Risk factors for prostate cancer: A multifactorial case-control study.
Sommaire de l'article
Prostate cancer is the third most commonly diagnosed cancer among Pakistani men. It is a multifactorial disease involving genetics together with environmental factors. Countries where men have greater dietary fat intake showed increased prostate cancer mortality rates. A population based case-control study was conducted to evaluate various prostate cancer risk factors. Study subjects were 896 prostate cancer cases (2010-2015) and 900 age matched controls. Odds ratio (OR) and 95% CI were used to estimate the association between different risk factors and prostate cancer. P values for different factors were computed by t-test, chi-square test, and Fisher exact test. Results showed significant association of increased age (OR = 10.6; CI: 7.92-14.31; P = 0.0001; Z = 15.7) and smoking (P = 0.05) with risk of disease. Consistent evidence suggested that fruits (P = 0.0001), vegetables (P = 0.0007), and diabetes mellitus (OR = 0.84; CI: 0.72-0.97; P = 0.02; Z = 2.28) were significantly associated with decreased prostate cancer risk. Comparison of education, marital status, occupation, intake of meat (<100 grams/week, 101-250 grams/week, >250 grams/week), number of cigarettes smoked per day, smoking duration, and family history of disease among cases and controls were not associated (P > 0.05) with risk of prostate cancer. Most of the prostate cancer patients were at stage IV with a Gleason score ranging from 7-9 and had undergone surgery.

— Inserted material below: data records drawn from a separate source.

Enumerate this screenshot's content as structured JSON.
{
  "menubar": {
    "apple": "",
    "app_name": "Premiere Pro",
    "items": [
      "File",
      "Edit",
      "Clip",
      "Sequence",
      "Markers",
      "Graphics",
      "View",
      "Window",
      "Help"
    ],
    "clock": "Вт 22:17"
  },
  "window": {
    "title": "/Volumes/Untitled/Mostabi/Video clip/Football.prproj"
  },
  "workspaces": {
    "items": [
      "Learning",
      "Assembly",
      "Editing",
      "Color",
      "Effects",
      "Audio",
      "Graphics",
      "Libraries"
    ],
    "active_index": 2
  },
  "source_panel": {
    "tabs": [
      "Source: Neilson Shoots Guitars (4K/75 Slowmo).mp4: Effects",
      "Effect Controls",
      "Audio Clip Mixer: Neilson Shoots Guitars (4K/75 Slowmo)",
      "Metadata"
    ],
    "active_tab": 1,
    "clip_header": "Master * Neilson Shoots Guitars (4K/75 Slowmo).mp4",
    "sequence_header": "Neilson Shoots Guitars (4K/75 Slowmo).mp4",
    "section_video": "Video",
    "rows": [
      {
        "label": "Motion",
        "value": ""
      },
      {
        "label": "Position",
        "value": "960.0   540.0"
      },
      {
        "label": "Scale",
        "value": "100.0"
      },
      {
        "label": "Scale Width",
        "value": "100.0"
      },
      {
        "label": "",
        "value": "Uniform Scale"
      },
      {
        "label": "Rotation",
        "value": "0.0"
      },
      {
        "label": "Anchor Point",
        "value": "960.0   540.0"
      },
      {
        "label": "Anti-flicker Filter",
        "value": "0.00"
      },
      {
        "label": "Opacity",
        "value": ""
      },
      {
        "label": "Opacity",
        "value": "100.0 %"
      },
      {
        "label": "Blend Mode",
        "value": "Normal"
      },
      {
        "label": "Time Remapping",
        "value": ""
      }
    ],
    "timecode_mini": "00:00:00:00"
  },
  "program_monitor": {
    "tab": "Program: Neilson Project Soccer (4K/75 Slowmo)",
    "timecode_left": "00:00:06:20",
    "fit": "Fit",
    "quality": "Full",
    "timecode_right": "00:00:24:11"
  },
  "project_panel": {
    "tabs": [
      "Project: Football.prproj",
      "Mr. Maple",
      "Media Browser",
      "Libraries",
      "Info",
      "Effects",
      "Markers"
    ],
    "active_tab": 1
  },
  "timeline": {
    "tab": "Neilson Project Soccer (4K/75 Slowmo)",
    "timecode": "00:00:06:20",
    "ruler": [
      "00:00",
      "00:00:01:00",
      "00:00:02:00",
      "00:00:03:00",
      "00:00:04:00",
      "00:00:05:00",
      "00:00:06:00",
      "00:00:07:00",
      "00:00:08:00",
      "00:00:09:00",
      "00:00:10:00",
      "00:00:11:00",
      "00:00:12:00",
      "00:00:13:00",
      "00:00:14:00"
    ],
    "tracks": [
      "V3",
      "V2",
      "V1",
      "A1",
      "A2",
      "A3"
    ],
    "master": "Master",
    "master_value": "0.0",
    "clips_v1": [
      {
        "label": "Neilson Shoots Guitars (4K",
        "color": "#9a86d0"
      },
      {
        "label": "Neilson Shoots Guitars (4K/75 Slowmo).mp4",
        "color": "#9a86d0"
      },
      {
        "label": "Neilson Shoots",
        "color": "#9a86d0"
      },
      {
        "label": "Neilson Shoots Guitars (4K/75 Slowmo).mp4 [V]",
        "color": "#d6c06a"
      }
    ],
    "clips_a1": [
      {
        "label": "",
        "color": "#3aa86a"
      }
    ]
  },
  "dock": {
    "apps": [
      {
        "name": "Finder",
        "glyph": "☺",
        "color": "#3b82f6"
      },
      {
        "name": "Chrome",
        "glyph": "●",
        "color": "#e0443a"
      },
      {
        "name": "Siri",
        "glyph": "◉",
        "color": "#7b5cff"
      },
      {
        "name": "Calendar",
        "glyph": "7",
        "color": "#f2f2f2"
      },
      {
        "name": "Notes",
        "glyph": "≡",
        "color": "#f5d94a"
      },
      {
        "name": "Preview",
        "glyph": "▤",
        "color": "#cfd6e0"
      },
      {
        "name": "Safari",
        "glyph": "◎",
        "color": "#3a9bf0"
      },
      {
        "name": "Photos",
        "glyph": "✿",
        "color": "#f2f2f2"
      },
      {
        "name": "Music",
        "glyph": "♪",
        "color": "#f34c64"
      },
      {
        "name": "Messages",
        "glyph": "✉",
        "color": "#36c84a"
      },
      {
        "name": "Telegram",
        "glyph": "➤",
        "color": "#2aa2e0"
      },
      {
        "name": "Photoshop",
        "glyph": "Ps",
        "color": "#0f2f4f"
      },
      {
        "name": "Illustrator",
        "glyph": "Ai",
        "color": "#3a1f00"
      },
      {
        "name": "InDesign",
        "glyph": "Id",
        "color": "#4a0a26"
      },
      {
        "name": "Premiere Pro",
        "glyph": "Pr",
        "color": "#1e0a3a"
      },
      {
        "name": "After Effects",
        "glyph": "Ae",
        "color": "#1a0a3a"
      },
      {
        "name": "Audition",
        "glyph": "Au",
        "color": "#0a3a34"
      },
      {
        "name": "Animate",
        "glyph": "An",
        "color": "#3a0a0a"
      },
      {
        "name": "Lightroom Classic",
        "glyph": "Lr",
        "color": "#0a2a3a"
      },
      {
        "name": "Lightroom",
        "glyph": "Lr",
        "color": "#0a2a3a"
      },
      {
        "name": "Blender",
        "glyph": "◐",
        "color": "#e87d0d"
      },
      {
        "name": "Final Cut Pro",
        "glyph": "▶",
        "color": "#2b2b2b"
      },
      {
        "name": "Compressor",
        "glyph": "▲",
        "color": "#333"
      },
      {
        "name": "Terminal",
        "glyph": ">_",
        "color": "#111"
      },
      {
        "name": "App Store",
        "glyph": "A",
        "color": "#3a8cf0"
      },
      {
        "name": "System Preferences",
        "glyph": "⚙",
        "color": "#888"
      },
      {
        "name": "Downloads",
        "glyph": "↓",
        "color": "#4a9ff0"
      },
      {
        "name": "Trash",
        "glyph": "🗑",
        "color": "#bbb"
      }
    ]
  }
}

This epidemiological study illustrated that age and smoking were potential risk factors for prostate cancer in Pakistani men. Furthermore, phytonutrients can reduce its risk to a greater extent. Prospective studies with detailed analysis and greater sample size are required to explore more accurate findings.